About this exercise » Pick each line containing "ONCE" out of the records.

Records provided »

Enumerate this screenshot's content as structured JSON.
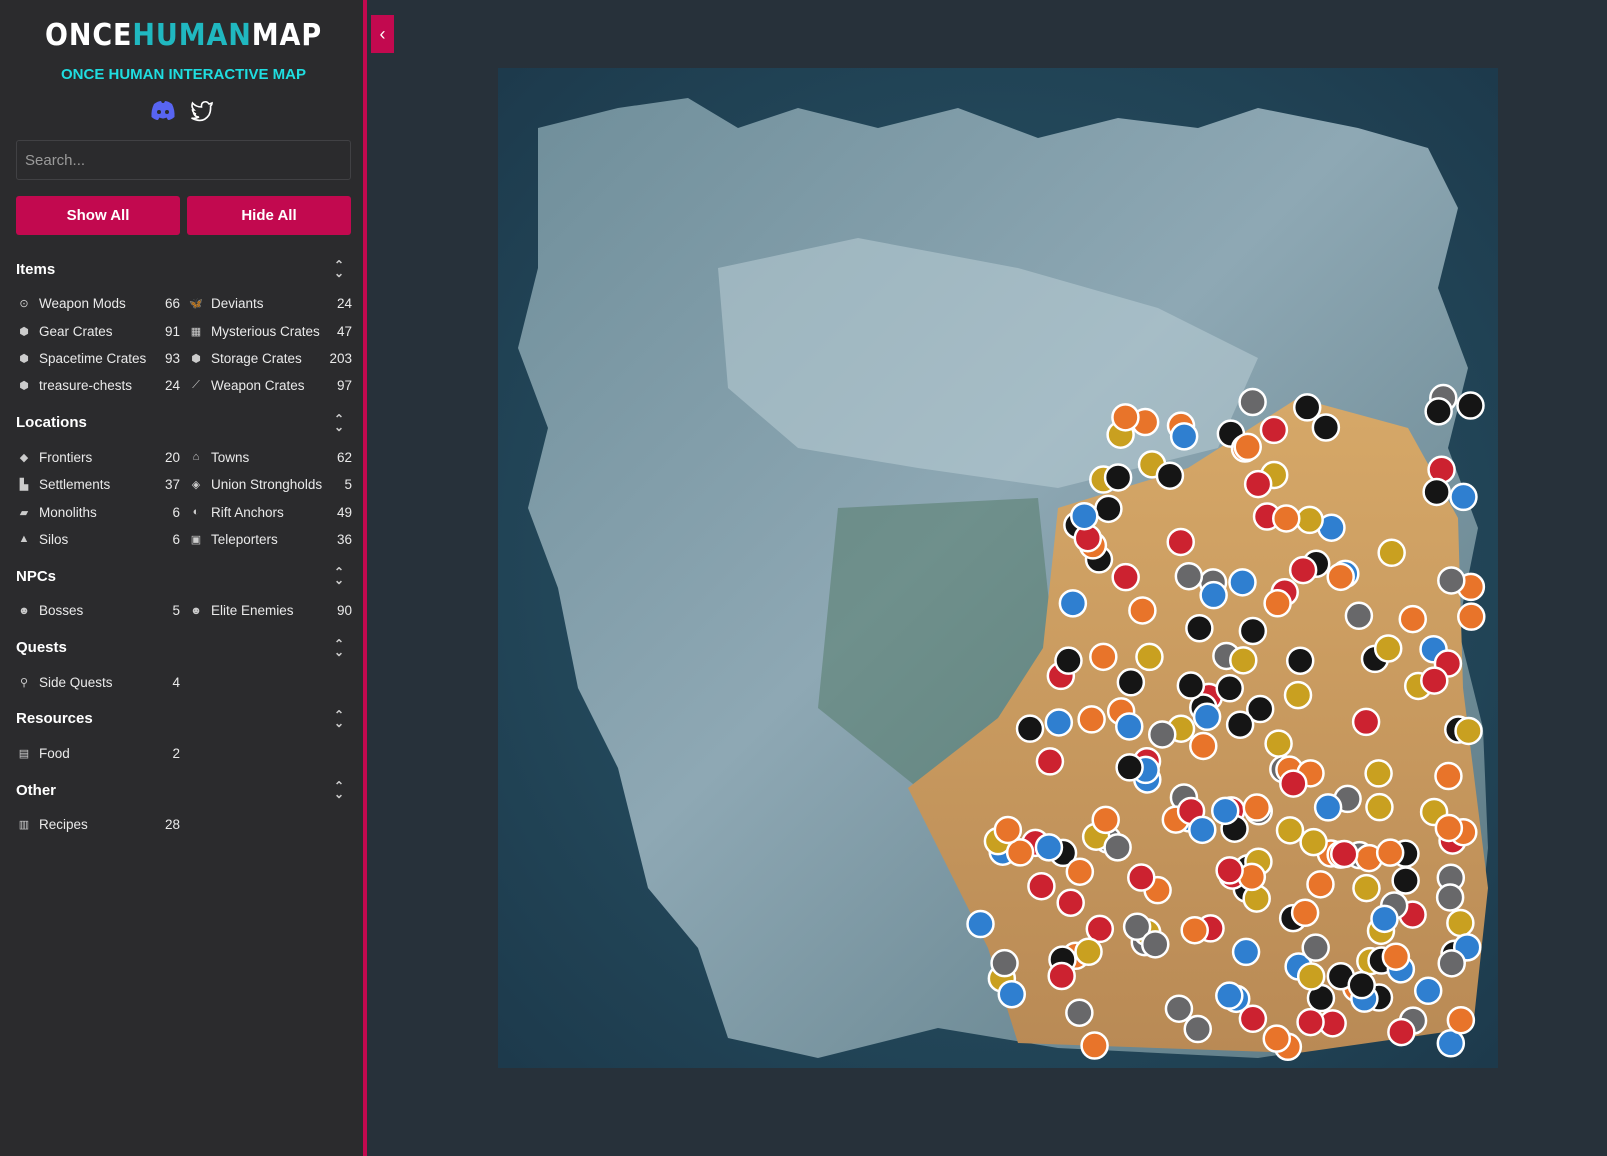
{
  "brand": {
    "logo_parts": [
      "ONCE",
      "HUMAN",
      "MAP"
    ],
    "subtitle": "ONCE HUMAN INTERACTIVE MAP"
  },
  "social": [
    "discord-icon",
    "twitter-icon"
  ],
  "search": {
    "placeholder": "Search...",
    "value": ""
  },
  "buttons": {
    "show_all": "Show All",
    "hide_all": "Hide All"
  },
  "sections": [
    {
      "title": "Items",
      "items": [
        {
          "label": "Weapon Mods",
          "count": "66",
          "icon": "⊙"
        },
        {
          "label": "Deviants",
          "count": "24",
          "icon": "🦋"
        },
        {
          "label": "Gear Crates",
          "count": "91",
          "icon": "⬢"
        },
        {
          "label": "Mysterious Crates",
          "count": "47",
          "icon": "▦"
        },
        {
          "label": "Spacetime Crates",
          "count": "93",
          "icon": "⬢"
        },
        {
          "label": "Storage Crates",
          "count": "203",
          "icon": "⬢"
        },
        {
          "label": "treasure-chests",
          "count": "24",
          "icon": "⬢"
        },
        {
          "label": "Weapon Crates",
          "count": "97",
          "icon": "⟋"
        }
      ]
    },
    {
      "title": "Locations",
      "items": [
        {
          "label": "Frontiers",
          "count": "20",
          "icon": "◆"
        },
        {
          "label": "Towns",
          "count": "62",
          "icon": "⌂"
        },
        {
          "label": "Settlements",
          "count": "37",
          "icon": "▙"
        },
        {
          "label": "Union Strongholds",
          "count": "5",
          "icon": "◈"
        },
        {
          "label": "Monoliths",
          "count": "6",
          "icon": "▰"
        },
        {
          "label": "Rift Anchors",
          "count": "49",
          "icon": "◐"
        },
        {
          "label": "Silos",
          "count": "6",
          "icon": "▲"
        },
        {
          "label": "Teleporters",
          "count": "36",
          "icon": "▣"
        }
      ]
    },
    {
      "title": "NPCs",
      "items": [
        {
          "label": "Bosses",
          "count": "5",
          "icon": "☻"
        },
        {
          "label": "Elite Enemies",
          "count": "90",
          "icon": "☻"
        }
      ]
    },
    {
      "title": "Quests",
      "items": [
        {
          "label": "Side Quests",
          "count": "4",
          "icon": "⚲"
        }
      ]
    },
    {
      "title": "Resources",
      "items": [
        {
          "label": "Food",
          "count": "2",
          "icon": "▤"
        }
      ]
    },
    {
      "title": "Other",
      "items": [
        {
          "label": "Recipes",
          "count": "28",
          "icon": "▥"
        }
      ]
    }
  ],
  "marker_colors": {
    "orange": "#e8742a",
    "gray": "#68686a",
    "blue": "#2f7fd0",
    "black": "#151515",
    "red": "#cc2230",
    "yellow": "#c9a020"
  }
}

Output below »
      "ONCE",
    "subtitle": "ONCE HUMAN INTERACTIVE MAP"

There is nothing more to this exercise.